Content Curation 101

For many of us, content curation is a new term. We’ve heard of curators – but that conjures up visions of a librarian or someone who works in a museum. Content curation isn’t much different. It’s the collection of quality content on a particular topic or variety of topics.

Any good marketer is using content curation as a part of their marketing strategy because, let’s face it, we can’t write it all ourselves! To become a thought leader in your field you’ll need the trust of your audience or community, and garnering trust can be accomplished by sharing valuable information (and in my opinion, giving it with the expectation of nothing in return). Enter content curation.

You’ve probably curated content without knowing it. In our now hyper-educated society, information is easily at our fingertips; when we want information, the majority of us run straight to the computer to “Google” it. And while Google and Google Alerts are wonderful tools for curating content, other sites are popping up as one-stop-shops for content marketers.

AllTop, FlipBoard and LinkedIn Today are a few examples of such sites. Specific to social media, we have Social Media Examiner, Social Media Today and Business 2 Community.

Each site provides hundreds and thousands of articles on given topics – information we can share, tweak to make our own or compile to drive our own thought process, to spark ingenuity. Additionally, following like-minded authorities in your niche allows for collection of content. Through sharing, re-tweeting and other forms of collaboration, we can provide our audience with valuable information.

Content curation is at the center of any “pull” marketing method, whether you’ve heard of it or not. And though it sounds simple, there are some points to consider. Below are some best practices every content curator should follow:

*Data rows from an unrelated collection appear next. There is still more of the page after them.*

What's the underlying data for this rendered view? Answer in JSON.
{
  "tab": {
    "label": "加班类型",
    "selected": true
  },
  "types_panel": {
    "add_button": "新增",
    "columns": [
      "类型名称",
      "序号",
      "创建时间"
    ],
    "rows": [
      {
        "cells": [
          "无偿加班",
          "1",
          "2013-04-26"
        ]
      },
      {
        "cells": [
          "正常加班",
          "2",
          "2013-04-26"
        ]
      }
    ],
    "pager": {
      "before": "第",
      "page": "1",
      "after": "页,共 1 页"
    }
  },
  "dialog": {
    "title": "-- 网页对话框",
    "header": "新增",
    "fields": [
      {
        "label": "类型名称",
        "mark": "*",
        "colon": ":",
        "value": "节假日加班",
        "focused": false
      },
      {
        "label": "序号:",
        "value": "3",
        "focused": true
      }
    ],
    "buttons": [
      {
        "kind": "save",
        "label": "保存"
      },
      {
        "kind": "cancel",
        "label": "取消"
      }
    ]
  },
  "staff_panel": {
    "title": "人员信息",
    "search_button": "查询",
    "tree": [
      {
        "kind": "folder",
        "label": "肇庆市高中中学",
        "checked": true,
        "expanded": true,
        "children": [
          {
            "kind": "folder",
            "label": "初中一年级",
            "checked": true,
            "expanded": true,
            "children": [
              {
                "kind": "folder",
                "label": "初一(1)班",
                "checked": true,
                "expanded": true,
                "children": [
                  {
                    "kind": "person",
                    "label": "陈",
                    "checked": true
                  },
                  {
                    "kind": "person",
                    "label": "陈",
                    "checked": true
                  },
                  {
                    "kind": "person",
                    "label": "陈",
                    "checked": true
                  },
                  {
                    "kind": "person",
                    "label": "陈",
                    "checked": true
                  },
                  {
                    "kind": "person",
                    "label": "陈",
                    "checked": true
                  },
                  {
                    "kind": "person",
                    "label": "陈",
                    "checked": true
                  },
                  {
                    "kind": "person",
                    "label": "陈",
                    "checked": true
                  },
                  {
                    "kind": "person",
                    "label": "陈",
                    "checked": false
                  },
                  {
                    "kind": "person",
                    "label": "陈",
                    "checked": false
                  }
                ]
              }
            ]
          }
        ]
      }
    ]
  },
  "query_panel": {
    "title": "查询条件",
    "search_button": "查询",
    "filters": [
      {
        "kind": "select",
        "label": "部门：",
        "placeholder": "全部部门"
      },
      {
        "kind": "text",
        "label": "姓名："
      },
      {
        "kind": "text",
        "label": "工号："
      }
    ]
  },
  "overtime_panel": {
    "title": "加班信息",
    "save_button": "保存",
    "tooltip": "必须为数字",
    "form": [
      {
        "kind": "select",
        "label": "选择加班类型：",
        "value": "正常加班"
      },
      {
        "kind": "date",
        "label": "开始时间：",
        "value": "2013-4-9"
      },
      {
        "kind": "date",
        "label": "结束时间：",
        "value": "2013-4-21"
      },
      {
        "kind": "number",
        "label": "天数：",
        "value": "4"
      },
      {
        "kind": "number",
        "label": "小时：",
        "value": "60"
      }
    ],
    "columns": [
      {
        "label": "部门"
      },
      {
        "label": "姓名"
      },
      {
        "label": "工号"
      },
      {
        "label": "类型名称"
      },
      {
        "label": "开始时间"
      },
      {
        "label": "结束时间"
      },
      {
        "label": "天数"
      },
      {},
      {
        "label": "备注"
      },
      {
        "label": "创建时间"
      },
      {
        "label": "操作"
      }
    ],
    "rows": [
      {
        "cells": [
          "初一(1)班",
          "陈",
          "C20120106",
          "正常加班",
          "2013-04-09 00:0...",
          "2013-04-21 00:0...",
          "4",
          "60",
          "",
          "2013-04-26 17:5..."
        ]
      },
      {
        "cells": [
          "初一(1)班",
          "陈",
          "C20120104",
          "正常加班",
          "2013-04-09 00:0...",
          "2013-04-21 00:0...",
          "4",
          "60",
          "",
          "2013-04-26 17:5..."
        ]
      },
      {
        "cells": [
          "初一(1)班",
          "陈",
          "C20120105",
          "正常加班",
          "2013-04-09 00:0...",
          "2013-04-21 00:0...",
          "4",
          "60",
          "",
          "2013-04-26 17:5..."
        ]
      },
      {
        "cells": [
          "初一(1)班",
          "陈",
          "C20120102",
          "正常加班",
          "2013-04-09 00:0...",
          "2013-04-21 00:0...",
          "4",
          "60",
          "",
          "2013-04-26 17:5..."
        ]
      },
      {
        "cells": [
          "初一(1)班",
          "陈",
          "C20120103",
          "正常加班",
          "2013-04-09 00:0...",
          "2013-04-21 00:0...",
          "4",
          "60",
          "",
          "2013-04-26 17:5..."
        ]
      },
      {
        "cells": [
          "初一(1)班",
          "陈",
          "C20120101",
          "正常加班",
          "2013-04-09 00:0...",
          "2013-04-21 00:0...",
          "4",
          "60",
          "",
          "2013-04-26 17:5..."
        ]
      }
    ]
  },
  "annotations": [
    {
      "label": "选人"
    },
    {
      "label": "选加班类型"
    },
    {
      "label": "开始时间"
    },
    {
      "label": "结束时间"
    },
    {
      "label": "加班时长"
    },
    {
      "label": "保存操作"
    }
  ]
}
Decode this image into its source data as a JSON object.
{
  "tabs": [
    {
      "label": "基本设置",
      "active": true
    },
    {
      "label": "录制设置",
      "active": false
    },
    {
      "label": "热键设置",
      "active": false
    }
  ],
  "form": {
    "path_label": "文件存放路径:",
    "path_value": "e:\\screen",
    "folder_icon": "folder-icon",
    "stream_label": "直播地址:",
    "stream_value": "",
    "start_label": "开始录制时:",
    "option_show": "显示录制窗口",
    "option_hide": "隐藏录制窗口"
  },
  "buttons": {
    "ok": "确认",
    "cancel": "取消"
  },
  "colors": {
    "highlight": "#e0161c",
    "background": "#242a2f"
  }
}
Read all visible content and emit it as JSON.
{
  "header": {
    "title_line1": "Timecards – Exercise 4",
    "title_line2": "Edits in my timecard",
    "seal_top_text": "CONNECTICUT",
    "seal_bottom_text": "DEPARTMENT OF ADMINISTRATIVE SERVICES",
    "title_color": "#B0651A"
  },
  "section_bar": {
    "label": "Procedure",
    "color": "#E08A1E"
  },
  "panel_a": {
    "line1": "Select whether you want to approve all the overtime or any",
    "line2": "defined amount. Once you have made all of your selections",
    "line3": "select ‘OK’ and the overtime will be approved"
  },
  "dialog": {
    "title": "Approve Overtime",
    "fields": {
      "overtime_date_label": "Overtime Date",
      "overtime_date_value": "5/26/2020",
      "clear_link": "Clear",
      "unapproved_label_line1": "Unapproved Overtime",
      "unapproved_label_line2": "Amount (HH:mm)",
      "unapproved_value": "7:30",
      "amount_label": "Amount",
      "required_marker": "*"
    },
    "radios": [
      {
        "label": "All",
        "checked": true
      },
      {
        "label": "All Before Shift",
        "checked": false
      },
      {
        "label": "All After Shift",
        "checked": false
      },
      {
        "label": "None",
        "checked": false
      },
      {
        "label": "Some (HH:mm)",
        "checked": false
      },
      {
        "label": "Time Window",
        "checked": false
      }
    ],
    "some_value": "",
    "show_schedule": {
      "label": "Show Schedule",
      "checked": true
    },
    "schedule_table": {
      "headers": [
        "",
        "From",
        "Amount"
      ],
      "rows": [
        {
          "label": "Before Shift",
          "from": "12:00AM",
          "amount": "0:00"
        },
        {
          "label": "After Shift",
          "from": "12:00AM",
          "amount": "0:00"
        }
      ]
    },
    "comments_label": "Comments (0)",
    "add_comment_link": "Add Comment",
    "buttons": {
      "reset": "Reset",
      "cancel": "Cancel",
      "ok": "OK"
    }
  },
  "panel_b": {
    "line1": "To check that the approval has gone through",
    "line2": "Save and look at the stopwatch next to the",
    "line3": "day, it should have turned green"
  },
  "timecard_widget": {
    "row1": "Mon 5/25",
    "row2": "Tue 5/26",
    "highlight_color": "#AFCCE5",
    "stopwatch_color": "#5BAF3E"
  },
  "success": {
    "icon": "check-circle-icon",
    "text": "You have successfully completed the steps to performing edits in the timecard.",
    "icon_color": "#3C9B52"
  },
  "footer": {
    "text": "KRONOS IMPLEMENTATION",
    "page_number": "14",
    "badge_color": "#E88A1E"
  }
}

  • When sharing or repackaging content, always site your source (plagiarism is an online sin).
  • Make sure your sources for content are varied. Neal Schaffer is a great social media resource, but everything you share shouldn’t come from him.
  • Content is King, but engagement is Queen, so make sure you entice your audience to interact with what you’re posting.
  • YOU need to interact as well! Leave comments on blogs, re-tweet, share, etc. It should be reciprocal.
  • To keep up with all of the amazing content you’ll be putting in the repository, you’ll need a schedule. Try this one from HubSpot.

It feels better to know it’s not entirely up to you to write and create content for your audiences, right?! With the tips and resources listed in this post, you should be able to go forth and prosper. And hey, if you have any “ah-ha moments” you’d like to share about how you curate content, please do!


  1. Jen

    Your list of best practices are wonderful! Very good points! I agree that engagement is Queen. If all you ever do is provide information to others without engaging, there is a very low chance that others will actually find the information you have shared.

  2. Judy Bowker

    This is such good information. Curating content is exactly what I need to focus on, along with sharing content and constantly being on the prowl for the latest and greatest.

    Thanks for the tips to help me get started!

  3. Pingback: Content Curation 101 – Social Solutions Collective - Curate Content